When it comes to gender pay gaps, the injustice may be clear but the causes aren’t always. Discrimination is often identified as the cause of the pay gap problem. Male leadership can undervalue the work of a female colleague and reflect that in assigned pay.
However, research suggests that even when women get the opportunity to dictate their own pay—such as within their own social enterprises—they still seem to settle for less.
Women generally begin with less financing—a consequence of overarching fiscal inequalities across all industries.
A 2014 report finds that in the United Kingdom the gender pay gap among social enterprise directors is greater (at 29%) than in the population at large (at 19%). The report, completed by Aston Business School professor Ute Stephan along with her colleagues Saul Estrin of LSE and Sunčica Vujić of University of Antwerp, asked this important question:
“Do Women Earn Less Even as Social Entrepreneurs?”
Stephan, who has led NBS research on social enterprises and social change, completed this work as part of the SEFORIS project, an initiative that aims to better understand the role of European social enterprises—businesses trying to create social as well as financial value.
After sampling 159 social entrepreneurs in the United Kingdom, the research integrates common explanations for the gender pay gap, observing how they apply to social entrepreneurs. These explanations include human capital, preferences and satisfaction.
Reasons Behind The Gender Pay Gap
The human capital assertion to the gender pay gap reasons that differences in salary result from variables such as age, education and women's work hours. This suggests that because they take breaks from school or work to have and raise children, women accumulate experience more slowly than men. In a social enterprise context, these constraints on women remain relevant.
While social enterprises can be more satisfying and socially valuable, they also can perpetuate the gender pay gap.
The second assertion, differences in preferences, explains that financial motives are often more relevant for men than for women. While female entrepreneurs prioritize the achievement of goals and fulfillment, male entrepreneurs assign a stronger importance to profit. Prior studies referenced in Stephan and peers' research also suggest male competitiveness as a preferential factor in gender pay differences.
Despite lower pay, women are not necessarily dissatisfied with their jobs. Job satisfaction among entrepreneurs has been found to be higher than that of wage employees—largely due to the greater degree of control. And women have been found to be more satisfied because of the social good that their enterprises generate; they are less concerned with fighting for greater personal financial achievements.
Eyes on the 'Prise
How The Gender Pay Gap Applies to Social Enterprises

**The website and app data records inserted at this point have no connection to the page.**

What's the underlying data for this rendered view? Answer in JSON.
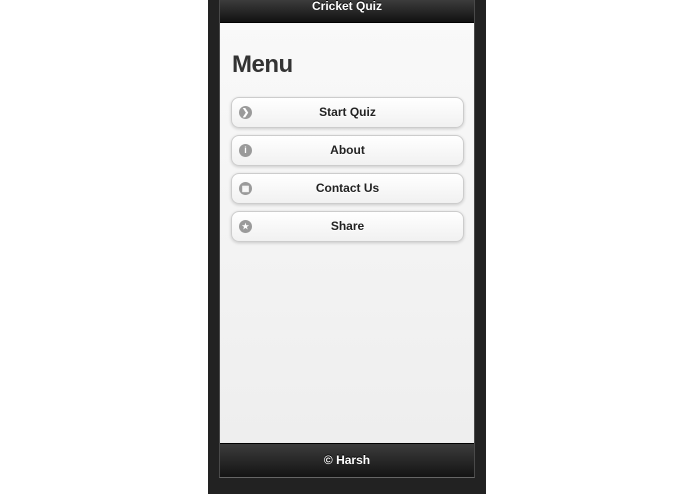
{
  "header": {
    "title": "Cricket Quiz"
  },
  "menu": {
    "title": "Menu",
    "items": [
      {
        "label": "Start Quiz",
        "icon": "arrow-right-icon",
        "glyph": "❯"
      },
      {
        "label": "About",
        "icon": "info-icon",
        "glyph": "i"
      },
      {
        "label": "Contact Us",
        "icon": "grid-icon",
        "glyph": "▦"
      },
      {
        "label": "Share",
        "icon": "star-icon",
        "glyph": "★"
      }
    ]
  },
  "footer": {
    "text": "© Harsh"
  },
  "colors": {
    "bar": "#1f1f1f",
    "content_bg": "#f3f3f3",
    "icon_bg": "#9a9a9a"
  }
}
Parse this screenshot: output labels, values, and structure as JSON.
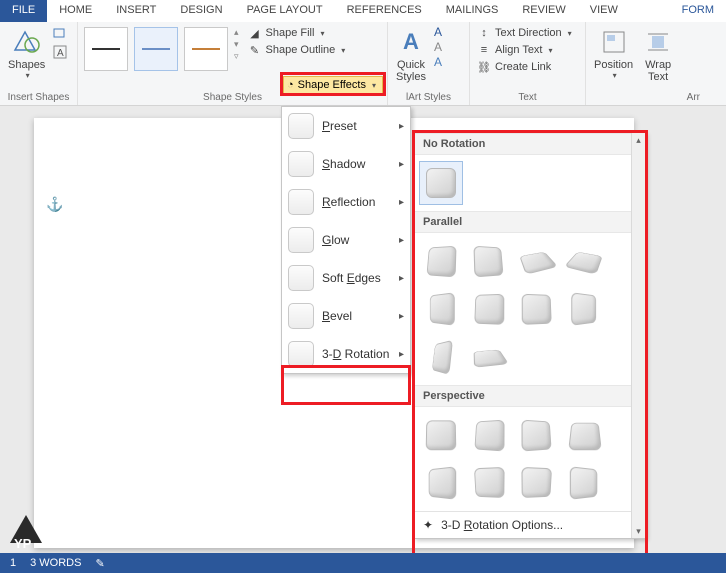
{
  "tabs": {
    "file": "FILE",
    "home": "HOME",
    "insert": "INSERT",
    "design": "DESIGN",
    "pagelayout": "PAGE LAYOUT",
    "references": "REFERENCES",
    "mailings": "MAILINGS",
    "review": "REVIEW",
    "view": "VIEW",
    "format": "FORM"
  },
  "ribbon": {
    "insert_shapes": {
      "shapes": "Shapes",
      "label": "Insert Shapes"
    },
    "shape_styles": {
      "label": "Shape Styles",
      "fill": "Shape Fill",
      "outline": "Shape Outline",
      "effects": "Shape Effects"
    },
    "wordart": {
      "quick": "Quick",
      "styles": "Styles",
      "label": "lArt Styles"
    },
    "text": {
      "direction": "Text Direction",
      "align": "Align Text",
      "link": "Create Link",
      "label": "Text"
    },
    "arrange": {
      "position": "Position",
      "wrap": "Wrap",
      "wrap2": "Text",
      "label": "Arr"
    }
  },
  "effects_menu": {
    "preset_pre": "",
    "preset_u": "P",
    "preset_post": "reset",
    "shadow_pre": "",
    "shadow_u": "S",
    "shadow_post": "hadow",
    "reflection_pre": "",
    "reflection_u": "R",
    "reflection_post": "eflection",
    "glow_pre": "",
    "glow_u": "G",
    "glow_post": "low",
    "soft_pre": "Soft ",
    "soft_u": "E",
    "soft_post": "dges",
    "bevel_pre": "",
    "bevel_u": "B",
    "bevel_post": "evel",
    "rotation_pre": "3-",
    "rotation_u": "D",
    "rotation_post": " Rotation"
  },
  "gallery": {
    "no_rotation": "No Rotation",
    "parallel": "Parallel",
    "perspective": "Perspective",
    "options_pre": "3-D ",
    "options_u": "R",
    "options_post": "otation Options..."
  },
  "status": {
    "page_label": "1",
    "words": "3 WORDS"
  }
}
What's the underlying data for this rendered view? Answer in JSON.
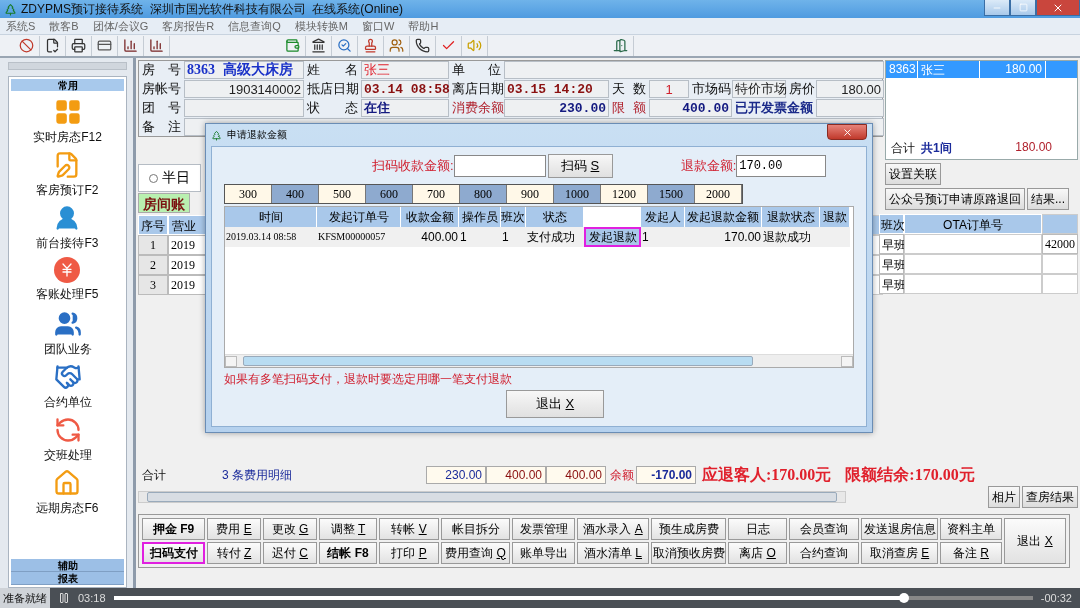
{
  "window": {
    "title": "ZDYPMS预订接待系统  深圳市国光软件科技有限公司  在线系统(Online)"
  },
  "menu": [
    "系统S",
    "散客B",
    "团体/会议G",
    "客房报告R",
    "信息查询Q",
    "模块转换M",
    "窗口W",
    "帮助H"
  ],
  "sidebar": {
    "sections": [
      {
        "label": "常用",
        "expanded": true,
        "items": [
          {
            "label": "实时房态F12",
            "kind": "grid"
          },
          {
            "label": "客房预订F2",
            "kind": "note"
          },
          {
            "label": "前台接待F3",
            "kind": "reception"
          },
          {
            "label": "客账处理F5",
            "kind": "bill"
          },
          {
            "label": "团队业务",
            "kind": "group"
          },
          {
            "label": "合约单位",
            "kind": "contract"
          },
          {
            "label": "交班处理",
            "kind": "shift"
          },
          {
            "label": "远期房态F6",
            "kind": "forecast"
          }
        ]
      },
      {
        "label": "辅助",
        "expanded": false
      },
      {
        "label": "报表",
        "expanded": false
      }
    ]
  },
  "info": {
    "rows": [
      [
        {
          "label": "房号",
          "value": "8363",
          "extra": "高级大床房",
          "kind": "room",
          "alert": false,
          "emphasis": false
        },
        {
          "label": "姓名",
          "value": "张三",
          "kind": "name",
          "alert": false,
          "emphasis": false
        },
        {
          "label": "单位",
          "kind": "plain",
          "alert": false,
          "emphasis": false
        }
      ],
      [
        {
          "label": "房帐号",
          "value": "1903140002",
          "kind": "plain",
          "alert": false,
          "emphasis": false
        },
        {
          "label": "抵店日期",
          "value": "03.14 08:58",
          "kind": "date",
          "alert": false,
          "emphasis": false
        },
        {
          "label": "离店日期",
          "value": "03.15 14:20",
          "kind": "date",
          "alert": false,
          "emphasis": false
        },
        {
          "label": "天数",
          "value": "1",
          "kind": "count",
          "alert": false,
          "emphasis": false
        },
        {
          "label": "市场码",
          "value": "特价市场",
          "kind": "plain",
          "alert": false,
          "emphasis": false
        },
        {
          "label": "房价",
          "value": "180.00",
          "kind": "plain",
          "alert": false,
          "emphasis": false
        }
      ],
      [
        {
          "label": "团号",
          "kind": "plain",
          "alert": false,
          "emphasis": false
        },
        {
          "label": "状态",
          "value": "在住",
          "kind": "status",
          "alert": false,
          "emphasis": false
        },
        {
          "label": "消费余额",
          "value": "230.00",
          "kind": "money",
          "alert": true,
          "emphasis": false
        },
        {
          "label": "限额",
          "value": "400.00",
          "kind": "money",
          "alert": true,
          "emphasis": false
        },
        {
          "label": "已开发票金额",
          "kind": "plain",
          "alert": false,
          "emphasis": true
        }
      ],
      [
        {
          "label": "备注",
          "kind": "plain",
          "alert": false,
          "emphasis": false
        }
      ]
    ]
  },
  "room_list": {
    "rows": [
      {
        "room": "8363",
        "name": "张三",
        "price": "180.00",
        "selected": true
      }
    ],
    "total": {
      "label": "合计",
      "count": "共1间",
      "amount": "180.00"
    }
  },
  "side_buttons": [
    "设置关联",
    "公众号预订申请原路退回",
    "结果..."
  ],
  "options": [
    {
      "label": "半日",
      "checked": false
    }
  ],
  "ledger": {
    "tabs": [
      {
        "label": "房间账",
        "selected": true
      }
    ],
    "columns": [
      "序号",
      "营业"
    ],
    "rows": [
      {
        "cells": [
          "1",
          "2019"
        ]
      },
      {
        "cells": [
          "2",
          "2019"
        ]
      },
      {
        "cells": [
          "3",
          "2019"
        ]
      }
    ],
    "right_columns": [
      "班次",
      "OTA订单号"
    ],
    "right_rows": [
      {
        "shift": "早班",
        "column_3": "42000"
      },
      {
        "shift": "早班"
      },
      {
        "shift": "早班"
      }
    ]
  },
  "summary": {
    "label": "合计",
    "detail": "3 条费用明细",
    "amounts": [
      "230.00",
      "400.00",
      "400.00"
    ],
    "balance_label": "余额",
    "balance": "-170.00",
    "refund": "应退客人:170.00元",
    "limit": "限额结余:170.00元"
  },
  "photo_buttons": [
    "相片",
    "查房结果"
  ],
  "actions": [
    [
      {
        "label": "押金 F9",
        "bold": true,
        "highlighted": false
      },
      {
        "label": "扫码支付",
        "bold": true,
        "highlighted": true
      }
    ],
    [
      {
        "label": "费用",
        "key": "E"
      },
      {
        "label": "转付",
        "key": "Z"
      }
    ],
    [
      {
        "label": "更改",
        "key": "G"
      },
      {
        "label": "迟付",
        "key": "C"
      }
    ],
    [
      {
        "label": "调整",
        "key": "T"
      },
      {
        "label": "结帐 F8",
        "bold": true
      }
    ],
    [
      {
        "label": "转帐",
        "key": "V"
      },
      {
        "label": "打印",
        "key": "P"
      }
    ],
    [
      {
        "label": "帐目拆分"
      },
      {
        "label": "费用查询",
        "key": "Q"
      }
    ],
    [
      {
        "label": "发票管理"
      },
      {
        "label": "账单导出"
      }
    ],
    [
      {
        "label": "酒水录入",
        "key": "A"
      },
      {
        "label": "酒水清单",
        "key": "L"
      }
    ],
    [
      {
        "label": "预生成房费"
      },
      {
        "label": "取消预收房费"
      }
    ],
    [
      {
        "label": "日志"
      },
      {
        "label": "离店",
        "key": "O"
      }
    ],
    [
      {
        "label": "会员查询"
      },
      {
        "label": "合约查询"
      }
    ],
    [
      {
        "label": "发送退房信息"
      },
      {
        "label": "取消查房",
        "key": "E"
      }
    ],
    [
      {
        "label": "资料主单"
      },
      {
        "label": "备注",
        "key": "R"
      }
    ],
    [
      {
        "label": "退出",
        "key": "X"
      }
    ]
  ],
  "dialog": {
    "title": "申请退款金额",
    "scan_label": "扫码收款金额:",
    "scan_button": {
      "label": "扫码",
      "key": "S"
    },
    "refund_label": "退款金额:",
    "refund_value": "170.00",
    "amounts": [
      "300",
      "400",
      "500",
      "600",
      "700",
      "800",
      "900",
      "1000",
      "1200",
      "1500",
      "2000"
    ],
    "columns": [
      {
        "label": "时间",
        "kind": "text"
      },
      {
        "label": "发起订单号",
        "kind": "text"
      },
      {
        "label": "收款金额",
        "kind": "text"
      },
      {
        "label": "操作员",
        "kind": "text"
      },
      {
        "label": "班次",
        "kind": "text"
      },
      {
        "label": "状态",
        "kind": "text"
      },
      {
        "kind": "action"
      },
      {
        "label": "发起人",
        "kind": "text"
      },
      {
        "label": "发起退款金额",
        "kind": "text"
      },
      {
        "label": "退款状态",
        "kind": "text"
      },
      {
        "label": "退款",
        "kind": "text"
      }
    ],
    "rows": [
      {
        "cells": [
          "2019.03.14 08:58",
          "KFSM00000057",
          "400.00",
          "1",
          "1",
          "支付成功",
          "",
          "1",
          "170.00",
          "退款成功",
          ""
        ],
        "action": {
          "label": "发起退款",
          "highlighted": true
        }
      }
    ],
    "note": "如果有多笔扫码支付，退款时要选定用哪一笔支付退款",
    "exit_button": {
      "label": "退出",
      "key": "X"
    }
  },
  "status_bar": {
    "text": "准备就绪"
  },
  "player": {
    "elapsed": "03:18",
    "remaining": "-00:32",
    "level": 0.86
  }
}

Keeping the above in mind, the report’s authors look at why social entrepreneurship—a model hailed as more gender-equal—could yield such a gap. They propose that it is not necessarily that women undervalue themselves or their own work. Rather, the factors listed above play a significant role in determining wage or salary during the formation of a social enterprise.
When female entrepreneurs set up their own social enterprise, their pay is often decided by initial capital available and performance characteristics such as growth or organizational profit. But women generally begin with less financing—a consequence of overarching fiscal inequalities across all industries. In addition, the research finds that because women prioritize self and social good over economic achievements, business growth may be slower, preventing the entrepreneur’s salary from increasing significantly.
Minding the Gap
Do these realities diminish the potential of social enterprises? Not completely. After all, social enterprises can be vehicles for addressing pressing social issues that government resources can’t. And they can be positive influencers for commercial firms.
But what’s important to consider, and what the research of Stephan, Estrin and Vujić points to, is that although social enterprises can be more satisfying and socially valuable, they also can perpetuate the gender pay gap. This means that if the pay gap is to be decreased, then eliminating gender discrimination can’t be the sole target. In the case of social enterprises, campaigns addressing business support, communication and personal fulfillment may be more effective.
Read Stephan, Estrin and Vujić's report Do Women Earn Less Even as Social Entrepreneurs?